Helecho gigante, tree-fern Cyathea arborea (L. J.E. Smith Palma de sierra, sierra palm Prestoea montana (R. Grah.) Nichols. Palma real, royal palm, Puerto Rico royalpalm Roystonea borinquena O.F. Cook Panapen, pana de pepitas, breadfruit Artocarpus altilis (Parkinson I Fosberg Yagrumo hembra, trumpet-tree Cecropia peltata L. Jaguey blanco, shortleaf fig Ficus Citrifolia Mill. Jaguilla ivagnolia portoricensis Bello Laurel avispillo, Jamaica nectandra Xectandra coriacea (Sw.) Griseb. Laurel geo Ocotea leucoxylon (Sw.) Mez Guama, "sweetpea" Inga fagifolia (L.) Willd. Guaba Inga Vera Willd. Algarrobo, West-Indian-locust Hymenaea courbaril L. angelin Moca, cabbage Andira inermis (W: Wright) DC. Bucayo gigante, mountain immortelle Erythrina poeppigiana (Walp.) O.F. Cook Retama Lonchocarpus pentaphyllus (Pair.) DC. Palo de matos Ormosia krugii Urban China, sweet orange Citrus sinensis Osbeck Espino rubial, white-prickle ZanthoxyLurn rnartinicense (Lam.) DC, Tabonuco Dacryodes excelsea Vahl Cedro hembra, Spanish-cedar Cedrela odorata L. Cuaraguao, American muskwood Guarea guidonia (L.) Sleumer Maricao Byrsonima coriacea (Sw.) DC. Achiotillo Alchornea latifolia Sw. Mango Mangifera indica L. Jobo de la India, ambarella Spondias dulcis Parkinson Jobo, hogplum, yellow mombin Spondias rnombin L. Ceboruquillo Thouinia striata Radlk Aguacatillo kleliosrna herbertii Rolfe Motillo Sloanea berteriana Choisy Maga Montezuma speciossirna Sesse & Moc. Maria, santa-maria CalophyLlurn calaba L. Cupey, wild-mammee, copey clusia Clusia rosea Jacq. Mamey, mammee-apple Mammea americana L. Palo blanco, wild-coffee Casearia guianensis (Aubl.) Urban Cafeillo Casearia syluestris Sw. Granadillo B uchenauia capitata (Vahl) Eichl. Ucar, gregre, oxhorn bucida Bucida buceras L. Almendra, Indian-almond Terminalia catappa L. Pomarrosa, Rose-apple Eugenia jambos L. Hoja menuda iwyrcia splendens iSw.1 DC Guayaba, common guava Psidium guajaua L. Camasey Miconia prasina (Sw.) DC Verdiseco Tetrazygia elaeagnoides (Sw.) DC Poll0 Dendropanar arboreus (L.) Decne. & Planch. Didymopanm morototoni (Aubl.) Decne. & Planch. Yagrumo macho, matchwood Sanguinaria, wild mespel, willow bustic Dipholis salicifolia (L.) A.D.C. Micropholis chrysophyllo~desPierre Caimitillo Caimitillo verde It;l~rropholis garciniaefolia Pierre p-,,.:: . :a multiflora (A.DC.)Eyma Jacana

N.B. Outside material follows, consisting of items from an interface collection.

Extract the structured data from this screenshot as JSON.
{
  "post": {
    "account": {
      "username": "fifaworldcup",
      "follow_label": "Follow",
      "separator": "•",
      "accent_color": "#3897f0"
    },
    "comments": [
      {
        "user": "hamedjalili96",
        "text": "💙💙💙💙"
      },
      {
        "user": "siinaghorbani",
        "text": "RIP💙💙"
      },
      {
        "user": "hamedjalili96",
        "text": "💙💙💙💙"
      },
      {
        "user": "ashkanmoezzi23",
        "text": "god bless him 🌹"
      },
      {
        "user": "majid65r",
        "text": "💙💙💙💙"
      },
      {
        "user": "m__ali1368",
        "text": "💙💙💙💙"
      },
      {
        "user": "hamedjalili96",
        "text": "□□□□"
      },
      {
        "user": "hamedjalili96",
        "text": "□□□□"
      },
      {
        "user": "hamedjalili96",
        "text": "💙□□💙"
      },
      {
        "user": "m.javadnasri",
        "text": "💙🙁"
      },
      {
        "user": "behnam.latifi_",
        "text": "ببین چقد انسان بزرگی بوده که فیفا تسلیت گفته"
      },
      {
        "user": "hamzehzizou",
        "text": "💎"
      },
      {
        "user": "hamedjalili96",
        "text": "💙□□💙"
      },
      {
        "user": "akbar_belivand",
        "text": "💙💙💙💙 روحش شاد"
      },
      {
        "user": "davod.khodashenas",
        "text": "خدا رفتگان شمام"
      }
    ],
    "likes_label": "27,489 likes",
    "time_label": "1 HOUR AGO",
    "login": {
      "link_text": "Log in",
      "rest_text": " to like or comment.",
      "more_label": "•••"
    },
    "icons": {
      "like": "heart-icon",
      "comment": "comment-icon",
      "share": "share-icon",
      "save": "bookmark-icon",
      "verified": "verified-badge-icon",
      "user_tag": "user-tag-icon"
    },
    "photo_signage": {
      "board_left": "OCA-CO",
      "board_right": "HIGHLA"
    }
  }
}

LP;.'?:?OF TREE SPECIES INCLUDED J TABLES-Continued


Code number Scientific name

-.

STANDARD

Common name

Aceituna blanca, candlewood t SympLocos martzn~censis Jacq. Capa prieto, capa Cordia alliodora iRuiz & Pav.) Oken Moral, white manjack Cordia sulcata DC. Pendula, pasture fiddlewood, Florida fiddlewood Citharexylum fruticosum L. Capa blanco Petitia domingensis Jacq. Higuerillo, white fiddlewood Vitex divaricata Sw. Tulipan africano, African tuliptree Spathodea campanulata Beauv. Roble blanco, "white-cedar" Tabebuia heterophylla (DC.) Britton Cafe, coffee Coffea arabica L. Palo de cucuban6; "greenheart," roughleaf velvetseed Guettarda scabra (L.) Vent Aquilon Terebraria resinosa (Vahl) Sprague Anon cimarron Rollinia mucosa (Jacq.) Baill. Laurel prieto Nectandra mern branacea (Sw.) Griseb. Laurel amarillo ~Vectandra sintenisii Mez. Laurel avispillo Phoebe elongata (Vahl) Nees .... Polygala penaea L. bfajo, mahoe Hibiscus elatus Sw. Camasey Clidemia umbrosa (Sw.) Cogn. Anthocephalus chinensis t Lam.) A. Rich. ex 'CValp. Kadam Cafe excelsa, dewevre coffee Coffea dewevrei Wildem. & T Dur.
* . . . . a